_What the exercise asks_: Within the entries below, count the lines that hold the string "accent" and give only that number.

Excerpts from an interface dataset:
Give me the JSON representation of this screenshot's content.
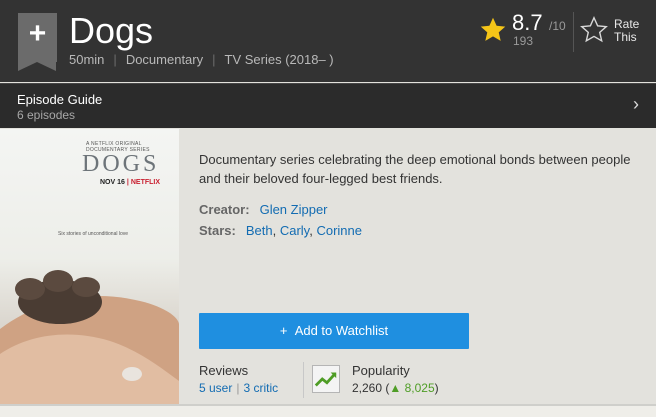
{
  "header": {
    "title": "Dogs",
    "runtime": "50min",
    "genre": "Documentary",
    "type": "TV Series (2018– )",
    "rating": {
      "value": "8.7",
      "out_of": "/10",
      "count": "193"
    },
    "rate_label_line1": "Rate",
    "rate_label_line2": "This",
    "bookmark_icon": "plus-icon"
  },
  "episode_guide": {
    "title": "Episode Guide",
    "count": "6 episodes"
  },
  "poster": {
    "small_text": "A NETFLIX ORIGINAL DOCUMENTARY SERIES",
    "title": "DOGS",
    "date": "NOV 16",
    "brand": "NETFLIX",
    "tagline": "Six stories of unconditional love"
  },
  "overview": {
    "description": "Documentary series celebrating the deep emotional bonds between people and their beloved four-legged best friends.",
    "creator_label": "Creator:",
    "creator": "Glen Zipper",
    "stars_label": "Stars:",
    "stars": [
      "Beth",
      "Carly",
      "Corinne"
    ]
  },
  "watchlist": {
    "label": "Add to Watchlist"
  },
  "reviews": {
    "label": "Reviews",
    "user": "5 user",
    "critic": "3 critic"
  },
  "popularity": {
    "label": "Popularity",
    "value": "2,260",
    "change": "8,025"
  },
  "colors": {
    "accent": "#1f8fe0",
    "link": "#136cb2",
    "star": "#f5c518",
    "trend_up": "#4f9d26",
    "header_bg": "#333333"
  }
}
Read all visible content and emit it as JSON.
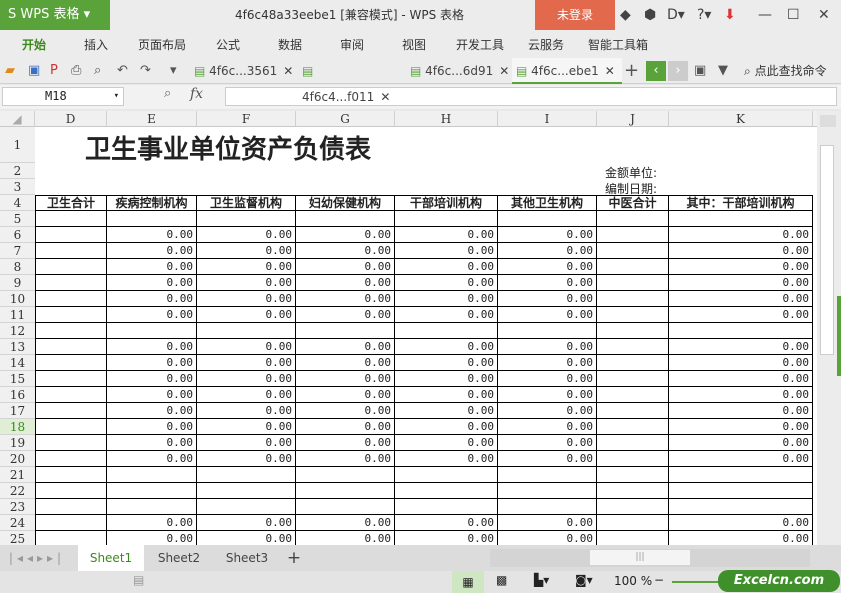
{
  "app": {
    "logo": "S WPS 表格",
    "title": "4f6c48a33eebe1 [兼容模式] - WPS 表格",
    "login": "未登录"
  },
  "menu": [
    "开始",
    "插入",
    "页面布局",
    "公式",
    "数据",
    "审阅",
    "视图",
    "开发工具",
    "云服务",
    "智能工具箱"
  ],
  "doc_tabs": [
    {
      "label": "4f6c...3561"
    },
    {
      "label": "4f6c4...f011"
    },
    {
      "label": "4f6c...6d91"
    },
    {
      "label": "4f6c...ebe1",
      "active": true
    }
  ],
  "search_cmd": "点此查找命令",
  "namebox": "M18",
  "fx": "fx",
  "columns": [
    "D",
    "E",
    "F",
    "G",
    "H",
    "I",
    "J",
    "K"
  ],
  "sheet": {
    "title": "卫生事业单位资产负债表",
    "unit_label": "金额单位:",
    "date_label": "编制日期:",
    "headers": [
      "卫生合计",
      "疾病控制机构",
      "卫生监督机构",
      "妇幼保健机构",
      "干部培训机构",
      "其他卫生机构",
      "中医合计",
      "其中：干部培训机构"
    ],
    "zero": "0.00",
    "row_numbers": [
      "1",
      "2",
      "3",
      "4",
      "5",
      "6",
      "7",
      "8",
      "9",
      "10",
      "11",
      "12",
      "13",
      "14",
      "15",
      "16",
      "17",
      "18",
      "19",
      "20",
      "21",
      "22",
      "23",
      "24",
      "25"
    ],
    "value_rows": [
      "6",
      "7",
      "8",
      "9",
      "10",
      "11",
      "13",
      "14",
      "15",
      "16",
      "17",
      "18",
      "19",
      "20",
      "24",
      "25"
    ]
  },
  "sheets": [
    "Sheet1",
    "Sheet2",
    "Sheet3"
  ],
  "status": {
    "zoom": "100 %",
    "watermark": "Excelcn.com"
  },
  "colors": {
    "accent": "#5aa33a",
    "login": "#e2694c"
  }
}
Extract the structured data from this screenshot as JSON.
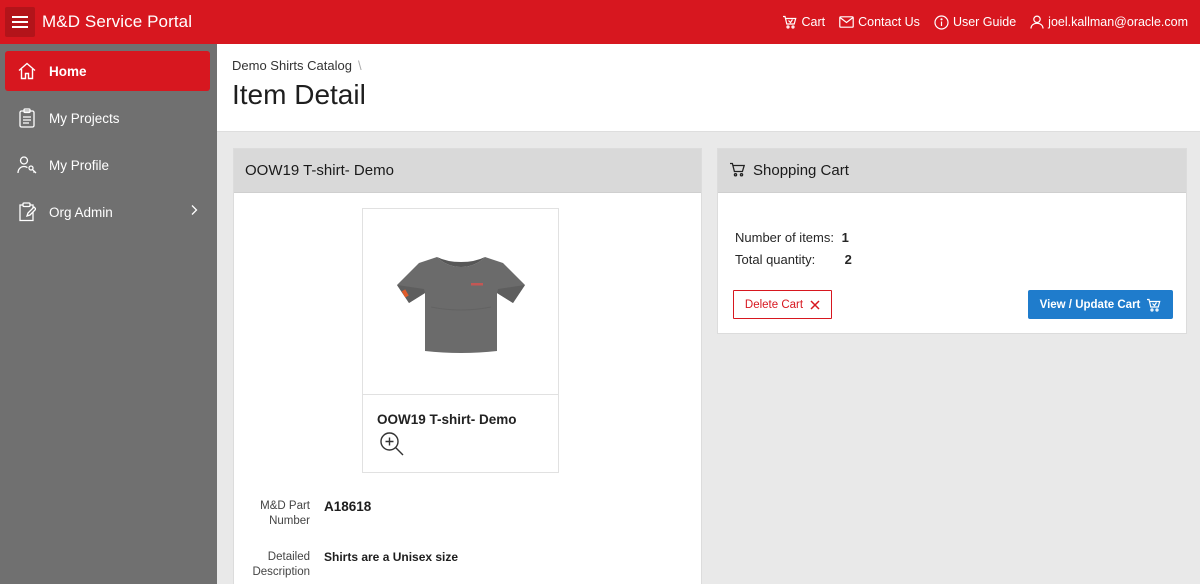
{
  "header": {
    "app_title": "M&D Service Portal",
    "nav": [
      {
        "label": "Cart",
        "icon": "cart-icon"
      },
      {
        "label": "Contact Us",
        "icon": "envelope-icon"
      },
      {
        "label": "User Guide",
        "icon": "info-icon"
      },
      {
        "label": "joel.kallman@oracle.com",
        "icon": "user-icon"
      }
    ],
    "brand_color": "#d7171f"
  },
  "sidebar": {
    "items": [
      {
        "label": "Home",
        "icon": "home-icon",
        "active": true
      },
      {
        "label": "My Projects",
        "icon": "clipboard-icon"
      },
      {
        "label": "My Profile",
        "icon": "user-key-icon"
      },
      {
        "label": "Org Admin",
        "icon": "clipboard-edit-icon",
        "has_children": true
      }
    ]
  },
  "page": {
    "breadcrumb": "Demo Shirts Catalog",
    "title": "Item Detail"
  },
  "item": {
    "region_title": "OOW19 T-shirt- Demo",
    "card_name": "OOW19 T-shirt- Demo",
    "fields": [
      {
        "label": "M&D Part Number",
        "value": "A18618"
      },
      {
        "label": "Detailed Description",
        "value": "Shirts are a Unisex size"
      }
    ]
  },
  "cart": {
    "region_title": "Shopping Cart",
    "items_label": "Number of items:",
    "items_value": "1",
    "qty_label": "Total quantity:",
    "qty_value": "2",
    "delete_label": "Delete Cart",
    "view_label": "View / Update Cart",
    "primary_color": "#1f7ccc"
  }
}
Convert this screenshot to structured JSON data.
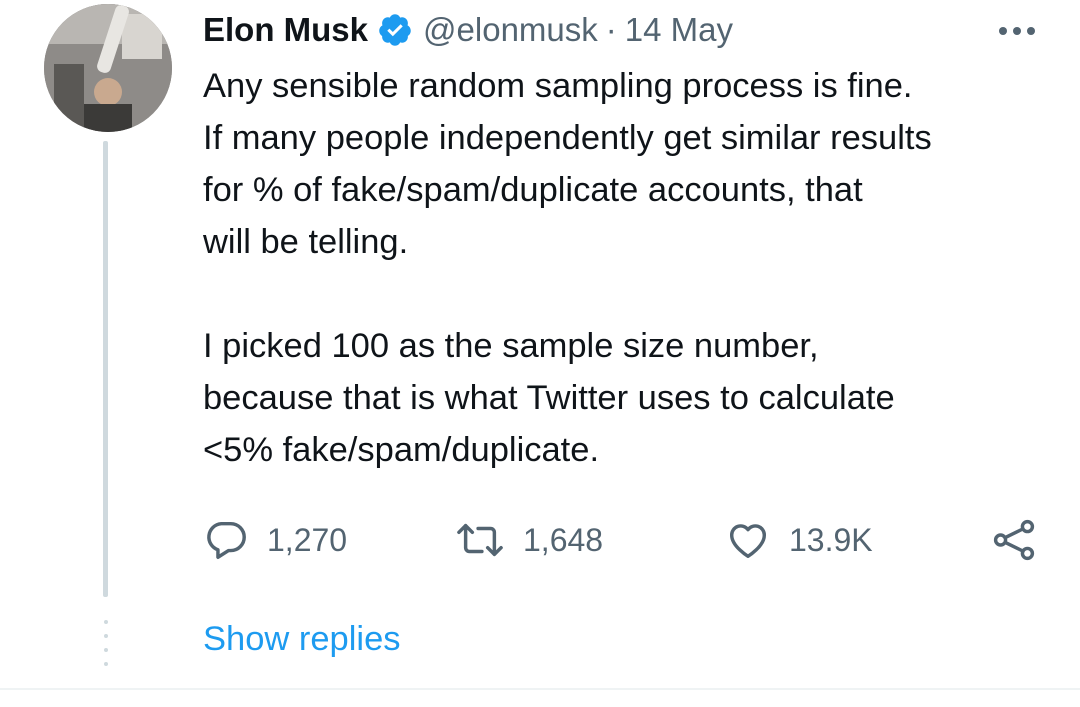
{
  "tweet": {
    "author_name": "Elon Musk",
    "handle": "@elonmusk",
    "separator": "·",
    "date": "14 May",
    "verified": true,
    "paragraphs": [
      [
        "Any sensible random sampling process is fine.",
        "If many people independently get similar results",
        "for % of fake/spam/duplicate accounts, that",
        "will be telling."
      ],
      [
        "I picked 100 as the sample size number,",
        "because that is what Twitter uses to calculate",
        "<5% fake/spam/duplicate."
      ]
    ]
  },
  "actions": {
    "replies": "1,270",
    "retweets": "1,648",
    "likes": "13.9K"
  },
  "show_replies_label": "Show replies",
  "colors": {
    "accent": "#1d9bf0",
    "secondary_text": "#536471",
    "primary_text": "#0f1419",
    "thread_line": "#cfd9de"
  },
  "icons": [
    "verified-badge-icon",
    "more-icon",
    "reply-icon",
    "retweet-icon",
    "like-icon",
    "share-icon"
  ]
}
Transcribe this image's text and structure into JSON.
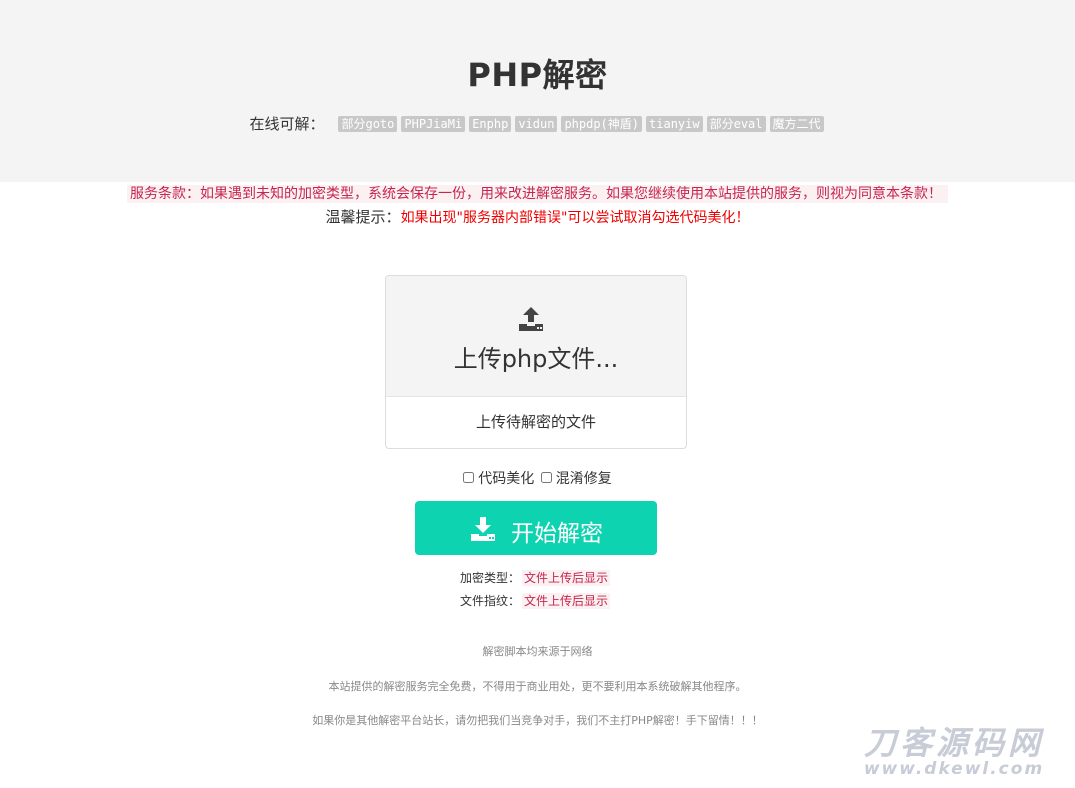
{
  "header": {
    "title": "PHP解密",
    "supported_label": "在线可解：",
    "tags": [
      "部分goto",
      "PHPJiaMi",
      "Enphp",
      "vidun",
      "phpdp(神盾)",
      "tianyiw",
      "部分eval",
      "魔方二代"
    ]
  },
  "notice": {
    "terms": "服务条款：如果遇到未知的加密类型，系统会保存一份，用来改进解密服务。如果您继续使用本站提供的服务，则视为同意本条款！",
    "tip_label": "温馨提示：",
    "tip_text": "如果出现\"服务器内部错误\"可以尝试取消勾选代码美化！"
  },
  "upload": {
    "icon": "upload-icon",
    "title": "上传php文件...",
    "subtitle": "上传待解密的文件"
  },
  "options": {
    "beautify_label": "代码美化",
    "obfuscation_label": "混淆修复"
  },
  "action": {
    "icon": "download-icon",
    "start_label": "开始解密"
  },
  "result": {
    "type_label": "加密类型：",
    "type_value": "文件上传后显示",
    "fingerprint_label": "文件指纹：",
    "fingerprint_value": "文件上传后显示"
  },
  "footer": {
    "line1": "解密脚本均来源于网络",
    "line2": "本站提供的解密服务完全免费，不得用于商业用处，更不要利用本系统破解其他程序。",
    "line3": "如果你是其他解密平台站长，请勿把我们当竞争对手，我们不主打PHP解密！手下留情！！！"
  },
  "watermark": {
    "text": "刀客源码网",
    "url": "www.dkewl.com"
  },
  "colors": {
    "accent": "#0ed3b0",
    "hero_bg": "#f4f4f4",
    "code_red": "#c7254e",
    "warn_red": "#ee0000"
  }
}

_Result of this task_: 4